- Young HD, Freedman RA: University Physics. Volume Chapter 19. 9th edition. Reading, MA: Addison-Wesley; 1996.Google Scholar
- Balandin AA: Nanoscale thermal management. IEEE Potentials 2002, Feb/Mar: 11–15.View ArticleGoogle Scholar
- Pasquini L, Barla A, Chumakov AI, Leupold O, Rüffer R, Deriu A, Bonetti E: Size and oxidation effects on the vibrational properties of nanoscrystalline α-Fe. Phys Rev B 2002, 66: 073410.View ArticleGoogle Scholar
- Boon JP, Yip S: Molecular Hydrodynamics. New York: Dover; 1991.Google Scholar
- Vadasz JJ, Govender S: Thermal wave effects on heat transfer enhancement in nanofluids suspensions. Int J Therm Sci 2010, 49: 235–242. 10.1016/j.ijthermalsci.2009.06.002View ArticleGoogle Scholar
- Wang LQ, Wei X: Nanofluids: synthesis, heat conduction, and extension.

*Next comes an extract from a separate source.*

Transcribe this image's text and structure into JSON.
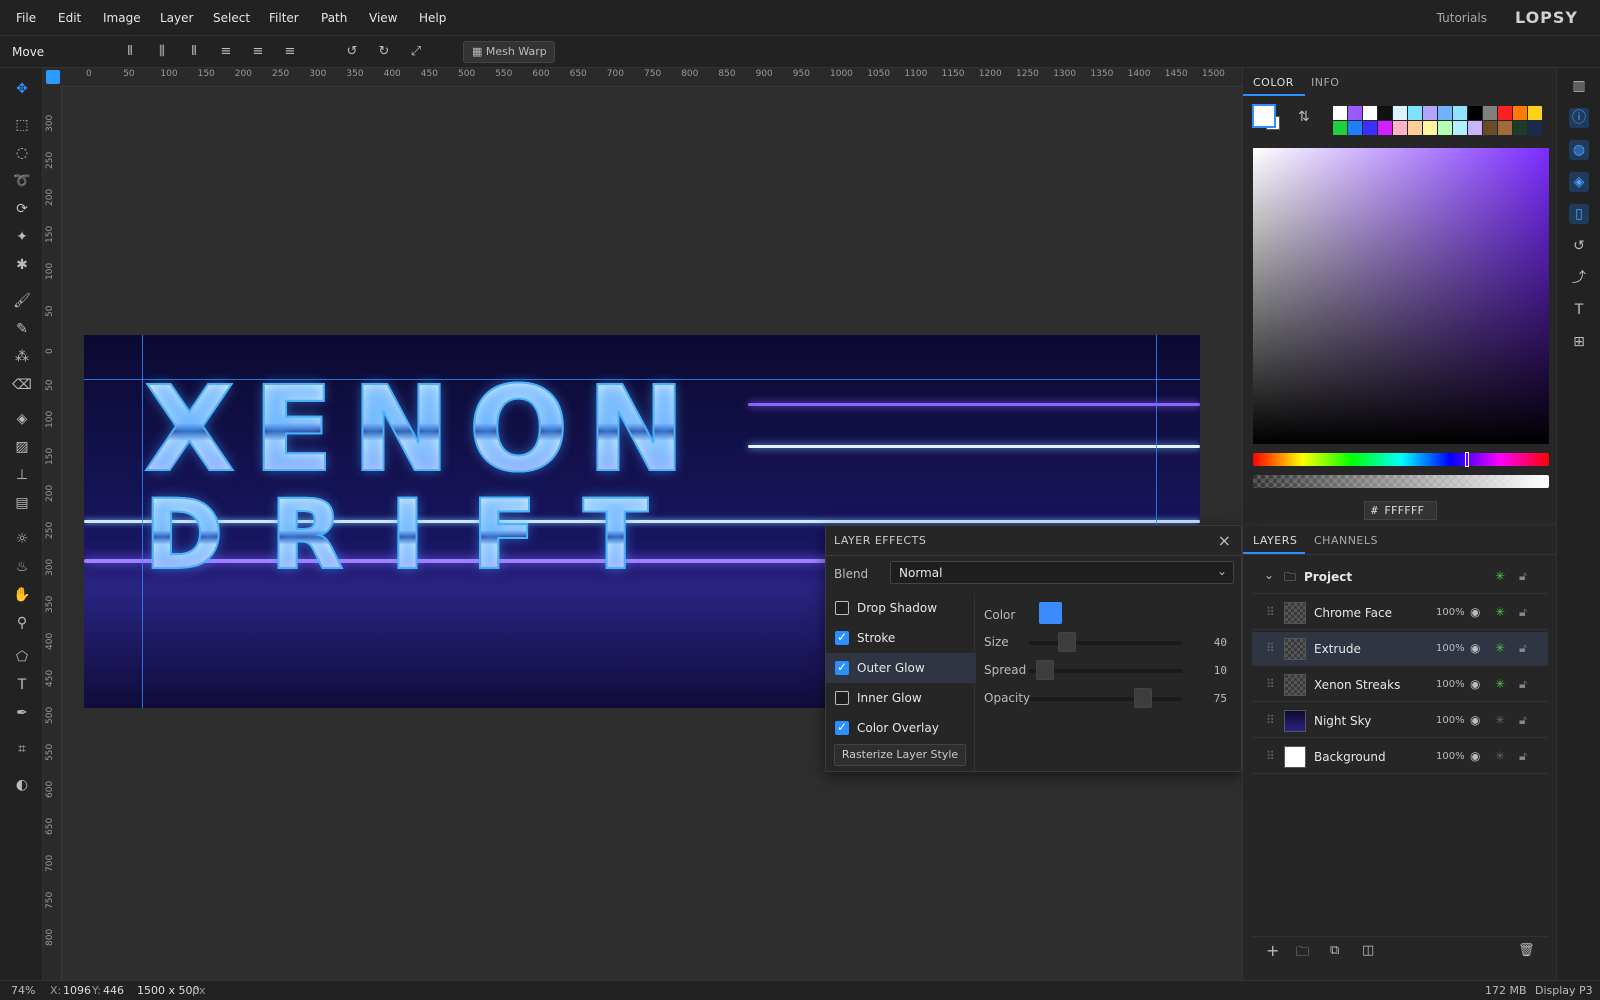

ASME J Heat Trans 2009, 131: 033102. 10.1115/1.3056597View ArticleGoogle Scholar
This article is published under license to BioMed Central Ltd. This is an Open Access article distributed under the terms of the Creative Commons Attribution License (http://creativecommons.org/licenses/by/2.0), which permits unrestricted use, distribution, and reproduction in any medium, provided the original work is properly cited.